Impressed by everything that the Sea, in turn, rejects and transforms, on the beaches, Gilles Cenazandotti harvests the products derived from petroleum and its industry. The choice of animals that are part of the endangered species completes this process. In covering these animals with a new skin harvested from the banks of the Sea, it is the artist’s intention to draw attention to this possible metamorphosis – in Cenazandotti’s words, to create a trompe l’oeil of a modified reality.
The perspective of cloning and automation – two topics the artist appeals to in more of his works – ultimately leads to the reinvention of the wildlife and makes the artist imagine this derivative animal kingdom as the aftermath of excessive consumption. The diversity of forms and the jarring colours create a bestiary of robotic waste animals fighting the natural elements. But the sculptures reveal not only the dynamics of survival; they also show how animals may have changed territory and might be looking to find more resources to enhance their own species. As the species see their living space diminish, attached to nothing natural and stranded in unknown, unrecognizable places, they seem to embrace mutation.

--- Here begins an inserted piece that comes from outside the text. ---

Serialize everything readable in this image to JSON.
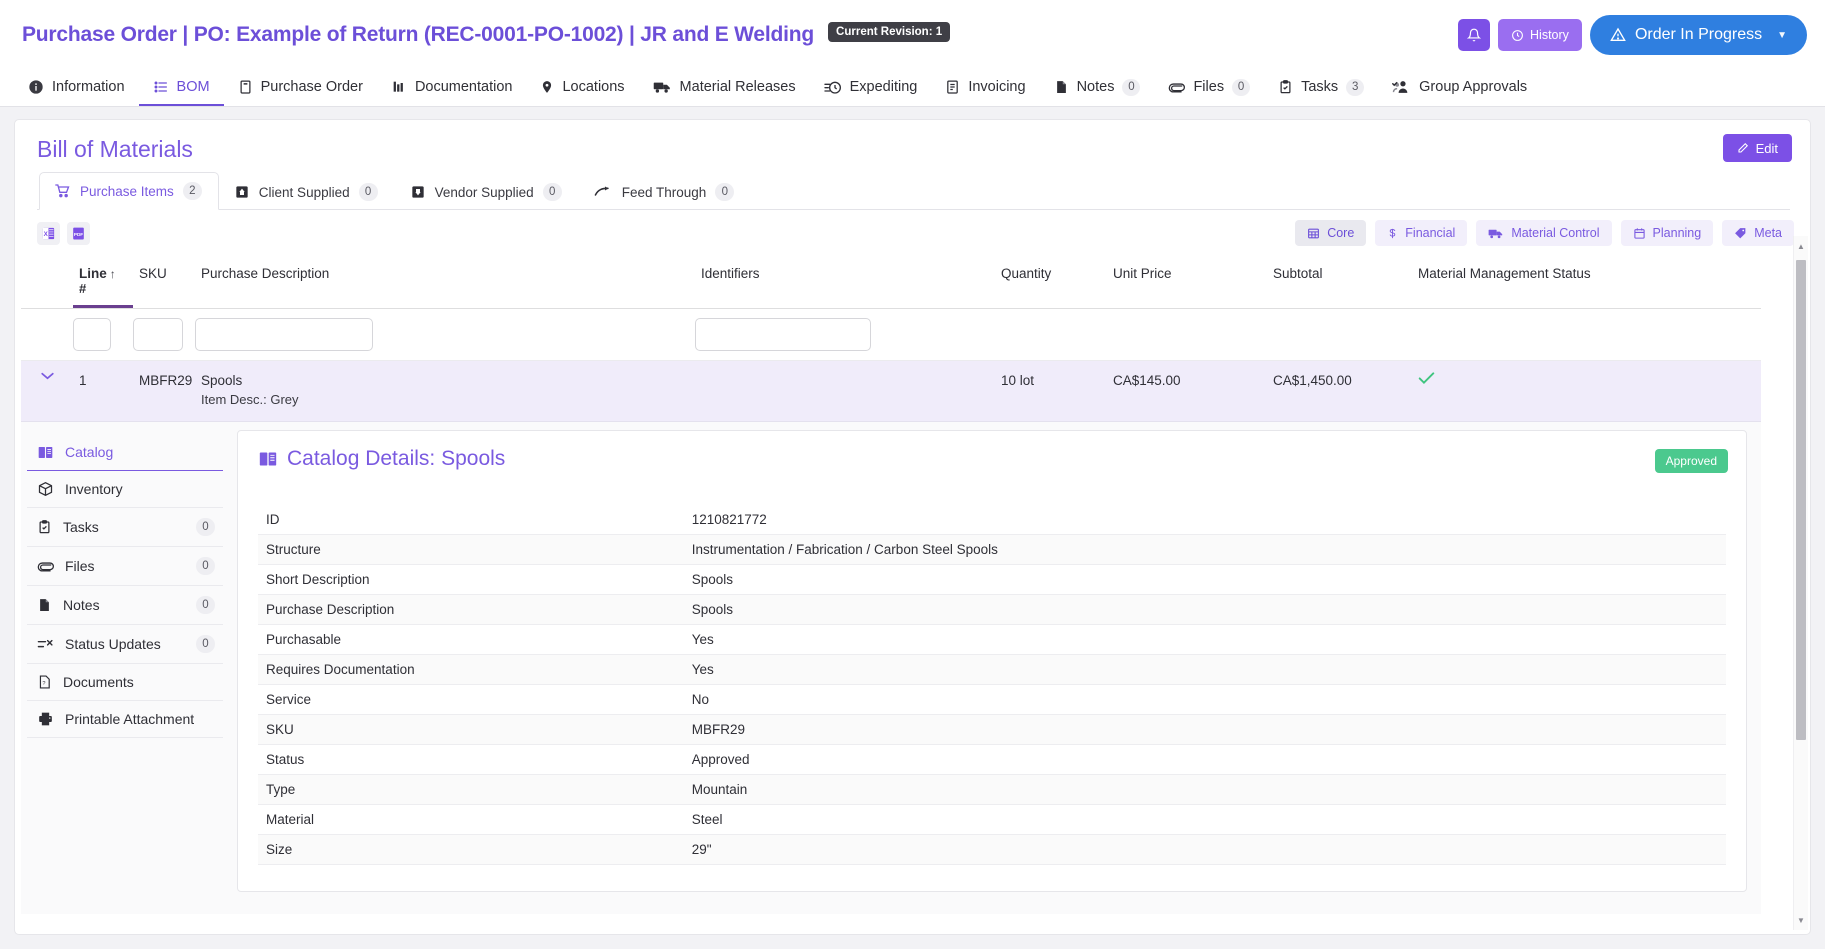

Standing on his paws, The Polar Bear [image 11] discovers the brave new world, but he is frozen in his own animal form. By photographing the sculptures in the natural environment, Cenazandotti makes the paradox evident: covered in plastic, these animal sculptures seem indestructible shells in their armor of waste, signaling the struggle the species lead to protect their own. The plastic beach thus opens as a place for reflection on the future of our planet and the evolution of life, the society of overconsumption, the challenge of nature and resources, and the destruction of species.

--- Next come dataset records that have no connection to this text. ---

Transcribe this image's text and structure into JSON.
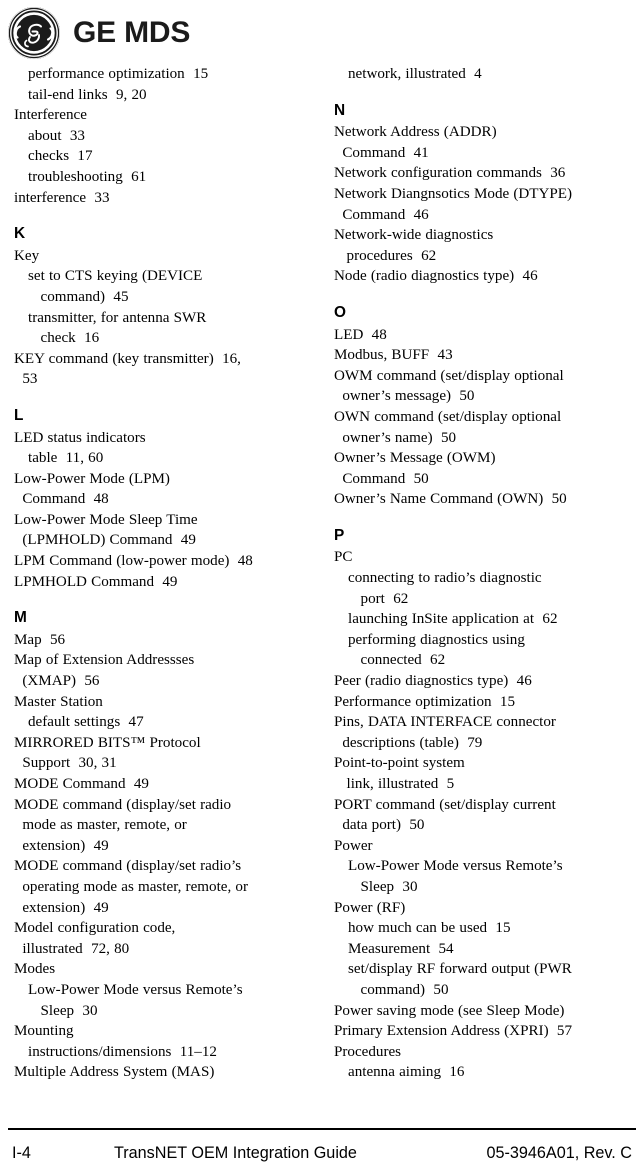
{
  "logo": {
    "monogram_alt": "GE monogram",
    "wordmark": "GE MDS",
    "color": "#1b1b1b"
  },
  "index": {
    "columns": [
      {
        "name": "left",
        "blocks": [
          {
            "type": "entry",
            "level": 1,
            "text": "performance optimization  15"
          },
          {
            "type": "entry",
            "level": 1,
            "text": "tail-end links  9, 20"
          },
          {
            "type": "entry",
            "level": 0,
            "text": "Interference"
          },
          {
            "type": "entry",
            "level": 1,
            "text": "about  33"
          },
          {
            "type": "entry",
            "level": 1,
            "text": "checks  17"
          },
          {
            "type": "entry",
            "level": 1,
            "text": "troubleshooting  61"
          },
          {
            "type": "entry",
            "level": 0,
            "text": "interference  33"
          },
          {
            "type": "letter",
            "text": "K"
          },
          {
            "type": "entry",
            "level": 0,
            "text": "Key"
          },
          {
            "type": "entry",
            "level": 1,
            "text": "set to CTS keying (DEVICE\n   command)  45"
          },
          {
            "type": "entry",
            "level": 1,
            "text": "transmitter, for antenna SWR\n   check  16"
          },
          {
            "type": "entry",
            "level": 0,
            "text": "KEY command (key transmitter)  16,\n  53"
          },
          {
            "type": "letter",
            "text": "L"
          },
          {
            "type": "entry",
            "level": 0,
            "text": "LED status indicators"
          },
          {
            "type": "entry",
            "level": 1,
            "text": "table  11, 60"
          },
          {
            "type": "entry",
            "level": 0,
            "text": "Low-Power Mode (LPM)\n  Command  48"
          },
          {
            "type": "entry",
            "level": 0,
            "text": "Low-Power Mode Sleep Time\n  (LPMHOLD) Command  49"
          },
          {
            "type": "entry",
            "level": 0,
            "text": "LPM Command (low-power mode)  48"
          },
          {
            "type": "entry",
            "level": 0,
            "text": "LPMHOLD Command  49"
          },
          {
            "type": "letter",
            "text": "M"
          },
          {
            "type": "entry",
            "level": 0,
            "text": "Map  56"
          },
          {
            "type": "entry",
            "level": 0,
            "text": "Map of Extension Addressses\n  (XMAP)  56"
          },
          {
            "type": "entry",
            "level": 0,
            "text": "Master Station"
          },
          {
            "type": "entry",
            "level": 1,
            "text": "default settings  47"
          },
          {
            "type": "entry",
            "level": 0,
            "text": "MIRRORED BITS™ Protocol\n  Support  30, 31"
          },
          {
            "type": "entry",
            "level": 0,
            "text": "MODE Command  49"
          },
          {
            "type": "entry",
            "level": 0,
            "text": "MODE command (display/set radio\n  mode as master, remote, or\n  extension)  49"
          },
          {
            "type": "entry",
            "level": 0,
            "text": "MODE command (display/set radio’s\n  operating mode as master, remote, or\n  extension)  49"
          },
          {
            "type": "entry",
            "level": 0,
            "text": "Model configuration code,\n  illustrated  72, 80"
          },
          {
            "type": "entry",
            "level": 0,
            "text": "Modes"
          },
          {
            "type": "entry",
            "level": 1,
            "text": "Low-Power Mode versus Remote’s\n   Sleep  30"
          },
          {
            "type": "entry",
            "level": 0,
            "text": "Mounting"
          },
          {
            "type": "entry",
            "level": 1,
            "text": "instructions/dimensions  11–12"
          },
          {
            "type": "entry",
            "level": 0,
            "text": "Multiple Address System (MAS)"
          }
        ]
      },
      {
        "name": "right",
        "blocks": [
          {
            "type": "entry",
            "level": 1,
            "text": "network, illustrated  4"
          },
          {
            "type": "letter",
            "text": "N"
          },
          {
            "type": "entry",
            "level": 0,
            "text": "Network Address (ADDR)\n  Command  41"
          },
          {
            "type": "entry",
            "level": 0,
            "text": "Network configuration commands  36"
          },
          {
            "type": "entry",
            "level": 0,
            "text": "Network Diangnsotics Mode (DTYPE)\n  Command  46"
          },
          {
            "type": "entry",
            "level": 0,
            "text": "Network-wide diagnostics\n   procedures  62"
          },
          {
            "type": "entry",
            "level": 0,
            "text": "Node (radio diagnostics type)  46"
          },
          {
            "type": "letter",
            "text": "O"
          },
          {
            "type": "entry",
            "level": 0,
            "text": "LED  48"
          },
          {
            "type": "entry",
            "level": 0,
            "text": "Modbus, BUFF  43"
          },
          {
            "type": "entry",
            "level": 0,
            "text": "OWM command (set/display optional\n  owner’s message)  50"
          },
          {
            "type": "entry",
            "level": 0,
            "text": "OWN command (set/display optional\n  owner’s name)  50"
          },
          {
            "type": "entry",
            "level": 0,
            "text": "Owner’s Message (OWM)\n  Command  50"
          },
          {
            "type": "entry",
            "level": 0,
            "text": "Owner’s Name Command (OWN)  50"
          },
          {
            "type": "letter",
            "text": "P"
          },
          {
            "type": "entry",
            "level": 0,
            "text": "PC"
          },
          {
            "type": "entry",
            "level": 1,
            "text": "connecting to radio’s diagnostic\n   port  62"
          },
          {
            "type": "entry",
            "level": 1,
            "text": "launching InSite application at  62"
          },
          {
            "type": "entry",
            "level": 1,
            "text": "performing diagnostics using\n   connected  62"
          },
          {
            "type": "entry",
            "level": 0,
            "text": "Peer (radio diagnostics type)  46"
          },
          {
            "type": "entry",
            "level": 0,
            "text": "Performance optimization  15"
          },
          {
            "type": "entry",
            "level": 0,
            "text": "Pins, DATA INTERFACE connector\n  descriptions (table)  79"
          },
          {
            "type": "entry",
            "level": 0,
            "text": "Point-to-point system\n   link, illustrated  5"
          },
          {
            "type": "entry",
            "level": 0,
            "text": "PORT command (set/display current\n  data port)  50"
          },
          {
            "type": "entry",
            "level": 0,
            "text": "Power"
          },
          {
            "type": "entry",
            "level": 1,
            "text": "Low-Power Mode versus Remote’s\n   Sleep  30"
          },
          {
            "type": "entry",
            "level": 0,
            "text": "Power (RF)"
          },
          {
            "type": "entry",
            "level": 1,
            "text": "how much can be used  15"
          },
          {
            "type": "entry",
            "level": 1,
            "text": "Measurement  54"
          },
          {
            "type": "entry",
            "level": 1,
            "text": "set/display RF forward output (PWR\n   command)  50"
          },
          {
            "type": "entry",
            "level": 0,
            "text": "Power saving mode (see Sleep Mode)"
          },
          {
            "type": "entry",
            "level": 0,
            "text": "Primary Extension Address (XPRI)  57"
          },
          {
            "type": "entry",
            "level": 0,
            "text": "Procedures"
          },
          {
            "type": "entry",
            "level": 1,
            "text": "antenna aiming  16"
          }
        ]
      }
    ]
  },
  "footer": {
    "page_number": "I-4",
    "title": "TransNET OEM Integration Guide",
    "part_number": "05-3946A01, Rev.  C"
  }
}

Text and title by Sabin Bors / March 12, 2014. All rights reserved.